Appendicitis is an infection (or inflammation) of the appendix organ. It can be common in kids and teens between the ages of 5 and 20 years old but is rare in babies and children younger than the age of 5. The appendix is attached to the large intestine on the lower right side of the abdomen. Symptoms include extreme abdominal pain, and treatment typically involves surgery. Keep reading to learn more about appendicitis in kids.
There are a few different potential causes of appendicitis in kids, and the origin of your child’s infection may not always be known. There does appear to be a genetic component to appendicitis risk, and having a family history of appendicitis may increase your child’s risk of developing this condition.

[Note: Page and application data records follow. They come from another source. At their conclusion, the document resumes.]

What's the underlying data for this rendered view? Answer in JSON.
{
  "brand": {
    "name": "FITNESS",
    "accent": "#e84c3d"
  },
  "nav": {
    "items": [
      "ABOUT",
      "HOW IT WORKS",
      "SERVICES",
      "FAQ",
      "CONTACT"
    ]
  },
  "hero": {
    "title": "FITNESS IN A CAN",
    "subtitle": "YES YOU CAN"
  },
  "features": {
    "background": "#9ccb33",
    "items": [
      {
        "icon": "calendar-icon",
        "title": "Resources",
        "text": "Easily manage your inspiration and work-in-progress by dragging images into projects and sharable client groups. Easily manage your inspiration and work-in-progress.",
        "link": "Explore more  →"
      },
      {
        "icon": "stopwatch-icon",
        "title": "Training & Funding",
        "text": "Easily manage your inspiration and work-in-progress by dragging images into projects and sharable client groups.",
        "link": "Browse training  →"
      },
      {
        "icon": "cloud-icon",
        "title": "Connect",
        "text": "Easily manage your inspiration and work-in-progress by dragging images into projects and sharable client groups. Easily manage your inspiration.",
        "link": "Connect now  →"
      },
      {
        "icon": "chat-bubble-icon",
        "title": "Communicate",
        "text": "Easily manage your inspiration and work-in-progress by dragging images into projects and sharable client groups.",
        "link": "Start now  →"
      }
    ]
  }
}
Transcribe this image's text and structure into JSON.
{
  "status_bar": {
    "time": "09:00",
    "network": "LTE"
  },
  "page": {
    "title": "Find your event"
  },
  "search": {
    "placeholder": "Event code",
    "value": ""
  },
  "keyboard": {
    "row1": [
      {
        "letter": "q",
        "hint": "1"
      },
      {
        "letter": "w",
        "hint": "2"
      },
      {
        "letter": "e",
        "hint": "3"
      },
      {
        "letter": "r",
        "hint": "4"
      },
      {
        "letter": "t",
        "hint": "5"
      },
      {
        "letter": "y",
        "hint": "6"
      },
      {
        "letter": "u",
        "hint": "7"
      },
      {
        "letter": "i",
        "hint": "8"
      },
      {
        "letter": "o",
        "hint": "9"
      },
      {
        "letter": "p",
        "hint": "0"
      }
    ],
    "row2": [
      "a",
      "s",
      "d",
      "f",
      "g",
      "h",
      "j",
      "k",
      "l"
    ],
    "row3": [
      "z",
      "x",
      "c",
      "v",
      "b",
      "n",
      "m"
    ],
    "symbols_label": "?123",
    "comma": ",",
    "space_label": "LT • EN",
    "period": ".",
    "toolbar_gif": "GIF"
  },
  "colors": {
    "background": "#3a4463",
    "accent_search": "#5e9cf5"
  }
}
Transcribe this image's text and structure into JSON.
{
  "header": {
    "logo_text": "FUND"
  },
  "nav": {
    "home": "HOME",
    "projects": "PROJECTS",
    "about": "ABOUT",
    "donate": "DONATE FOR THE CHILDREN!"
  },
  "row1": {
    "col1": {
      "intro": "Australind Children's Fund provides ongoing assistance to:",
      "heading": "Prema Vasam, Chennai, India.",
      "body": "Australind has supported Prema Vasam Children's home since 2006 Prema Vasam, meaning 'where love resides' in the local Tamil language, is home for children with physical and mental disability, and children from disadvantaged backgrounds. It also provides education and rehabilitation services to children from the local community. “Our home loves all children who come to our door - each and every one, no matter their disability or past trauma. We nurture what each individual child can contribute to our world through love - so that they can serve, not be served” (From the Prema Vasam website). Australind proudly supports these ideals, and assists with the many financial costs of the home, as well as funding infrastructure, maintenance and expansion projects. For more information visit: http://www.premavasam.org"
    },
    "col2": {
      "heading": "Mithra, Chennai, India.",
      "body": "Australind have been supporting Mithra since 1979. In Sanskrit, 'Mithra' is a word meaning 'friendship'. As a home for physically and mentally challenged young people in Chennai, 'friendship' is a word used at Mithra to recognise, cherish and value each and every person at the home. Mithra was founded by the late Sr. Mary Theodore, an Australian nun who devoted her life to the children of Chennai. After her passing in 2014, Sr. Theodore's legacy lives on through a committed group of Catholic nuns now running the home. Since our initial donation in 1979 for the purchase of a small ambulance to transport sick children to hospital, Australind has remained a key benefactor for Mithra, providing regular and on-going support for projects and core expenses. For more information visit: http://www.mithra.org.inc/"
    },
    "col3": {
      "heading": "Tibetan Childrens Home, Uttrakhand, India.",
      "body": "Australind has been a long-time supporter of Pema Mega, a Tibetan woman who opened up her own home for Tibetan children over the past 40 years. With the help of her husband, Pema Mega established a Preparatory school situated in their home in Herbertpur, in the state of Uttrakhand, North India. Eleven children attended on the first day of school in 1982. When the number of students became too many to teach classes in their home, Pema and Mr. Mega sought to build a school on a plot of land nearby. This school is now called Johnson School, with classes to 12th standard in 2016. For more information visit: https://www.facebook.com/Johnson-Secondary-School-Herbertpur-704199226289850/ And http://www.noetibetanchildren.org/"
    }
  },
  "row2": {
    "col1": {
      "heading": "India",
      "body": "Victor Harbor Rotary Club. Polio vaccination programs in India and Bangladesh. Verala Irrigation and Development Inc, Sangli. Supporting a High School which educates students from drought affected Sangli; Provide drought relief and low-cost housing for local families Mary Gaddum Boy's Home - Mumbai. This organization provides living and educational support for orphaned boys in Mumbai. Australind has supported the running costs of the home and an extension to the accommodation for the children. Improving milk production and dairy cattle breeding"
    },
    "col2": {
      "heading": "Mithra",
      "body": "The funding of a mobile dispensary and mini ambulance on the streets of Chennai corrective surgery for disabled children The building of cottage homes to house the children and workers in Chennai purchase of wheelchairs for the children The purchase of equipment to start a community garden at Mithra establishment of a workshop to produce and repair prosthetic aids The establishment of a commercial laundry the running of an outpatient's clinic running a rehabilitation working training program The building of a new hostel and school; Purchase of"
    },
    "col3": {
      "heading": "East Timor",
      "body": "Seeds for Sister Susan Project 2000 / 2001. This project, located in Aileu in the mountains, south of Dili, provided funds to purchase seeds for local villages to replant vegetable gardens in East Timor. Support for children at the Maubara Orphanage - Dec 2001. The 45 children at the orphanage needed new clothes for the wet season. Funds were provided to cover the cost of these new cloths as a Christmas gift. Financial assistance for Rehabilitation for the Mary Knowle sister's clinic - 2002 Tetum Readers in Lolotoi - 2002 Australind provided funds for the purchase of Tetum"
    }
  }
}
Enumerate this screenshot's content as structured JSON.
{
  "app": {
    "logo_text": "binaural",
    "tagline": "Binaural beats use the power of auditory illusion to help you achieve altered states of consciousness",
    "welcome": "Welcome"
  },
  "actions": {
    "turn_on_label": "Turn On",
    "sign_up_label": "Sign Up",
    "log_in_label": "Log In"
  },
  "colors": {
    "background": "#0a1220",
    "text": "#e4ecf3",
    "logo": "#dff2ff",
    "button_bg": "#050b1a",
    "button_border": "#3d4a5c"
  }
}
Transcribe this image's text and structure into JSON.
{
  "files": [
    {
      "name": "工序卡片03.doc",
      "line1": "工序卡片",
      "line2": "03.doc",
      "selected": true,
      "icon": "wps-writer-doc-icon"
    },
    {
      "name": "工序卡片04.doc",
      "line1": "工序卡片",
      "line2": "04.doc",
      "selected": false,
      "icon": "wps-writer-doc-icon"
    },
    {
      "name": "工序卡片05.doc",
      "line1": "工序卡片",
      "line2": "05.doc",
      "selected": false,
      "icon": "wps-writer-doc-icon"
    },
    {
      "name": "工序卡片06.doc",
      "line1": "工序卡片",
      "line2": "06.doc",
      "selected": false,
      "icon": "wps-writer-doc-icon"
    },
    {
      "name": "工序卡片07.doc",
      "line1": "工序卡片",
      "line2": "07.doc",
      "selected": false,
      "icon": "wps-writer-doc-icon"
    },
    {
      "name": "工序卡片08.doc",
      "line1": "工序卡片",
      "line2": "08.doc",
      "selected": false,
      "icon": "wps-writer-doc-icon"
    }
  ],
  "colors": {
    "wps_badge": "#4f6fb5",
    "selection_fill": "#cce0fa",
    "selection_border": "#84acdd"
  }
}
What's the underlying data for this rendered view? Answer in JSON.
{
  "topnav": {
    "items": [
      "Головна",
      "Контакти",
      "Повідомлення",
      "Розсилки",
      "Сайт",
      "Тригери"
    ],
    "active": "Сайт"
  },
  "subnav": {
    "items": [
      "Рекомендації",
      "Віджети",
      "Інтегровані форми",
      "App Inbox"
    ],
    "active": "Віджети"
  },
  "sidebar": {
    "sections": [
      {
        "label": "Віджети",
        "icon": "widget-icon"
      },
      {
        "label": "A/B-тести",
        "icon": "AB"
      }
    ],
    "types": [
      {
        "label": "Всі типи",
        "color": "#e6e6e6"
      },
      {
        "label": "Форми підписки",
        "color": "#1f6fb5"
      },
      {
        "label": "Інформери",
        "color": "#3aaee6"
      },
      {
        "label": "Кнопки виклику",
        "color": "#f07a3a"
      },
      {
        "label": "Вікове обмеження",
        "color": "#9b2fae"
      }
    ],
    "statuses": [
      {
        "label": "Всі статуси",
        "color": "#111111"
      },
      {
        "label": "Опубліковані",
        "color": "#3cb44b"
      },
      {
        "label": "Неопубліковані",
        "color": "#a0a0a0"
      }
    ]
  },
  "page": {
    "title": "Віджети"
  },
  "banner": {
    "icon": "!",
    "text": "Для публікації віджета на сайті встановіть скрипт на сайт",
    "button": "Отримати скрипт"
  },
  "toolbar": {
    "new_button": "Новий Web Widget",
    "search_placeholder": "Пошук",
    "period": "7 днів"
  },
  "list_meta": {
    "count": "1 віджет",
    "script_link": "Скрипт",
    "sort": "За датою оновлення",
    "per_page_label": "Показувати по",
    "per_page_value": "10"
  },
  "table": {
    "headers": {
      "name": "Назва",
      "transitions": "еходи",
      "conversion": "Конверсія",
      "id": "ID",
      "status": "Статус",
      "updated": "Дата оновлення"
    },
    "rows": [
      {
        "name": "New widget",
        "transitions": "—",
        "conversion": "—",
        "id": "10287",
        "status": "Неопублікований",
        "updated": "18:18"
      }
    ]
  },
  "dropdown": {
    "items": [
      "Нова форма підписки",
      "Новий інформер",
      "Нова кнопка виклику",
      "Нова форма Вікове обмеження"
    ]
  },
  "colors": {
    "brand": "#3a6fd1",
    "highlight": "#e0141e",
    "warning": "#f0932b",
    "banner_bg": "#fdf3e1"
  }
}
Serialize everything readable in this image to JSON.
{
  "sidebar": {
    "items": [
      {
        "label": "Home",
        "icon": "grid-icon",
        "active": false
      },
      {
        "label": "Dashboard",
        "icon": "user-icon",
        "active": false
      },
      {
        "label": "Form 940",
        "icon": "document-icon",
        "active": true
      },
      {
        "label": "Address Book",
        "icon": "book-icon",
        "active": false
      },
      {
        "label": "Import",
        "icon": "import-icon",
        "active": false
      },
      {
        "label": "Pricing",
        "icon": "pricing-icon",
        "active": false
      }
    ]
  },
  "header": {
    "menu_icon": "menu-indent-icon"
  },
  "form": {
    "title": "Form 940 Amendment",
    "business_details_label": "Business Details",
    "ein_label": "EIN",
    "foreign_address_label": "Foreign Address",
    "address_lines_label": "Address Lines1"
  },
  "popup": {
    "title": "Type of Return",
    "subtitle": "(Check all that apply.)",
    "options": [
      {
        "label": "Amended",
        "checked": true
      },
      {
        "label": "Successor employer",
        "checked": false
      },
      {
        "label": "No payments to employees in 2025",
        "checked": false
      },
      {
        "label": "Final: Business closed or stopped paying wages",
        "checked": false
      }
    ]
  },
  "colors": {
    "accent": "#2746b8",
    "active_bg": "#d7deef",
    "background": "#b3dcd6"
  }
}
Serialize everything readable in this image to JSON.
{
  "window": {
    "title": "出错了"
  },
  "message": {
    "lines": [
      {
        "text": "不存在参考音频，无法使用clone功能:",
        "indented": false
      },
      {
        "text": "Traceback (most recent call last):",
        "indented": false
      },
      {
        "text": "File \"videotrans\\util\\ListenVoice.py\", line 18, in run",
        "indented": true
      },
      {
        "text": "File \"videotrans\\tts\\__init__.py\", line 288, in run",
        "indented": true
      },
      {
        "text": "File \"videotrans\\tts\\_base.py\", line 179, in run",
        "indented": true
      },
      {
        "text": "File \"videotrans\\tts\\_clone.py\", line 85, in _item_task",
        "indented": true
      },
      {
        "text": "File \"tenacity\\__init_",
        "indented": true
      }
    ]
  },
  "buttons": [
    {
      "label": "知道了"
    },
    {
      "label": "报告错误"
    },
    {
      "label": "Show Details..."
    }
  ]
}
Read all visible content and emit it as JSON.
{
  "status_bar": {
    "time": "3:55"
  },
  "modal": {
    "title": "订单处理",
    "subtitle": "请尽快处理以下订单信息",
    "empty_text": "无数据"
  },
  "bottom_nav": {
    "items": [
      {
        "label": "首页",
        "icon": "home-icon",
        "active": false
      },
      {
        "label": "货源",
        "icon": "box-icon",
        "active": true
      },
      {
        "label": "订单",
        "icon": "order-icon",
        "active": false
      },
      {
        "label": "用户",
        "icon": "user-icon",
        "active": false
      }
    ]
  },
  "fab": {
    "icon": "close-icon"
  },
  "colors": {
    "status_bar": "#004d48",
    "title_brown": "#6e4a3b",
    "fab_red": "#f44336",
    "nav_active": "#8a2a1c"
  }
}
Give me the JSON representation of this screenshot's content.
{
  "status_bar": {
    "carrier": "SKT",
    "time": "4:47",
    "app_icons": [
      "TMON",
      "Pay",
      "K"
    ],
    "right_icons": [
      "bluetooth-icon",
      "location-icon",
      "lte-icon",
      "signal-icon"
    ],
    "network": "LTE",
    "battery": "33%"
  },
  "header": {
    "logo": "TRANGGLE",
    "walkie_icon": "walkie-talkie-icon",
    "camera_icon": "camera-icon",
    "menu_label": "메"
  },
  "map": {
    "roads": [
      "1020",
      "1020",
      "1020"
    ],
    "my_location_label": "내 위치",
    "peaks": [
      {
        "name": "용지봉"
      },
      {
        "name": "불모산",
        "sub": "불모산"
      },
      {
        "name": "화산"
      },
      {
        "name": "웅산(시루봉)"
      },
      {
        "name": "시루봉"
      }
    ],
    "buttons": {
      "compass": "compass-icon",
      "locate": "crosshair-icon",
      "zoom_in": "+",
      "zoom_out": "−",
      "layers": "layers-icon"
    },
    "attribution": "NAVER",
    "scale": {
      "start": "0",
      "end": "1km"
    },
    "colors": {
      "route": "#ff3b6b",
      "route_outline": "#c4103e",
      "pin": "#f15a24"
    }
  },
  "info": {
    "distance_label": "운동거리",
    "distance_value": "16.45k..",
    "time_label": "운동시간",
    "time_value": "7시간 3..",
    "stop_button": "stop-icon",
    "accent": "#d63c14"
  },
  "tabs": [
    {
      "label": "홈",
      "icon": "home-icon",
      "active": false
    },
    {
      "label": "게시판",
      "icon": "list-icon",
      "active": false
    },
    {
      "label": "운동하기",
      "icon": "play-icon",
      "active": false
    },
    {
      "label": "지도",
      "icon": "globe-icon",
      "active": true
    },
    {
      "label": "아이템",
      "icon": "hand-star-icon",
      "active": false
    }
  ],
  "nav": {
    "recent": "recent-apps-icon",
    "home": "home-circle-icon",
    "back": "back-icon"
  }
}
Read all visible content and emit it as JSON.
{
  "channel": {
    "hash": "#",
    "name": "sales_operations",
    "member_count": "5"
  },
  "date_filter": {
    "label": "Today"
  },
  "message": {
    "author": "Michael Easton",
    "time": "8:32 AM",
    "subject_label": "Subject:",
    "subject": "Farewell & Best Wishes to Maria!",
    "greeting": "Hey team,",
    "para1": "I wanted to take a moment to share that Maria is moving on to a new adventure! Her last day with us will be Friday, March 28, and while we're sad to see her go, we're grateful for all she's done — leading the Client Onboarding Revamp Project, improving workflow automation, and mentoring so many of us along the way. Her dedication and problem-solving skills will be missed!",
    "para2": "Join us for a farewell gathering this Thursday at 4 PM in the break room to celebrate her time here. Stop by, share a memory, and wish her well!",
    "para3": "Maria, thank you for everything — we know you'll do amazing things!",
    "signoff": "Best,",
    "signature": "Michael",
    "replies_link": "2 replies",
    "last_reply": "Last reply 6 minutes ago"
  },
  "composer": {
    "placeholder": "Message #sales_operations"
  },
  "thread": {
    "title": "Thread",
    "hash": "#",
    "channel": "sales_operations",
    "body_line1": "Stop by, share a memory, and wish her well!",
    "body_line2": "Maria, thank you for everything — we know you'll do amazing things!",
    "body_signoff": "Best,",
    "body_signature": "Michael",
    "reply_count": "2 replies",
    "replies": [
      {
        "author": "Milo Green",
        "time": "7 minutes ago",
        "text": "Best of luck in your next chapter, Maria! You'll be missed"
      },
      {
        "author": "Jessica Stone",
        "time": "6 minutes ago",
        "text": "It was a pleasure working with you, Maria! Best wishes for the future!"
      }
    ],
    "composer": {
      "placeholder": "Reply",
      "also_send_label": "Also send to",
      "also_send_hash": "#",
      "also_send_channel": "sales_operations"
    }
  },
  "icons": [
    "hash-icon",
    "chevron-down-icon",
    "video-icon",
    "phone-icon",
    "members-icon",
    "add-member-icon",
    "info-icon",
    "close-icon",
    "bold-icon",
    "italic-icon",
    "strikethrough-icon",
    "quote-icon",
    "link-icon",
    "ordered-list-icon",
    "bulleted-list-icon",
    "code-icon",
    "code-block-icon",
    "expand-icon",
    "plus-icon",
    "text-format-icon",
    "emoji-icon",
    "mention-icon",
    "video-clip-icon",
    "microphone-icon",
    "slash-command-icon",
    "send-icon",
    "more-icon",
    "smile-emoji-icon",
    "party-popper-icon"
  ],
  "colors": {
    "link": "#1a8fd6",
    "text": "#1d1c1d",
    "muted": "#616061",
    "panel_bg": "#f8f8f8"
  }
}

The most common cause of appendicitis is an obstruction or blockage at the opening of your child’s appendix. It can also be caused by an abdominal or digestive tract infection, inflammatory bowel disease, or parasites in your child’s appendix.
No matter the cause, appendicitis is a serious condition that needs to be treated right away. Parents should keep an eye out for the following symptoms that may indicate an appendicitis infection.
The most common symptom of an appendicitis infection is pain in the abdomen, especially when originating from the belly button area and later moving to the lower right side. Pain that is worsening, or is felt more when the child is moving, talking, taking deep breaths, coughing, or sneezing is often a strong indicator of an appendix infection.
Other symptoms of appendicitis include:
- Loss of appetite
- Low-grade fever
- Diarrhea (especially with mucus)
- Swollen belly
- High fever (could indicate a ruptured appendix)
A thorough physical exam that includes questions about your child’s symptoms and medical history is the basis of any appendicitis diagnosis. Blood and urine samples may be taken to check for the presence of an active infection. To confirm an appendicitis diagnosis, imaging of the abdominal area may also be taken, such as an X-ray or CT scan.
In mild cases, a course of antibiotics may be enough to treat your child’s appendicitis. However, if you suspect that your child might have appendicitis, seeking medical attention from a qualified health professional in a timely manner is crucial.
This is because if appendicitis is not treated, the appendix can rupture, which has serious and even life-threatening implications. Bacteria from a ruptured appendix can get into your child’s bloodstream, causing a potentially fatal infection known as sepsis.
Treatment of appendicitis often requires the removal of your child’s appendix via surgery. This surgery is called an appendectomy and may be performed by laparoscopic surgery or laparotomy (open) surgery. Recovery can take several days and may result in a hospital stay to ensure there are no post-surgery complications. However, you should expect your child to fully recover with no lasting effects from their appendicitis surgery.
An appendectomy is the most common type of emergency surgery in children.
If you suspect that your child may be experiencing appendicitis, give us a call to schedule an appointment with one of our board-certified pediatricians or visit your local hospital.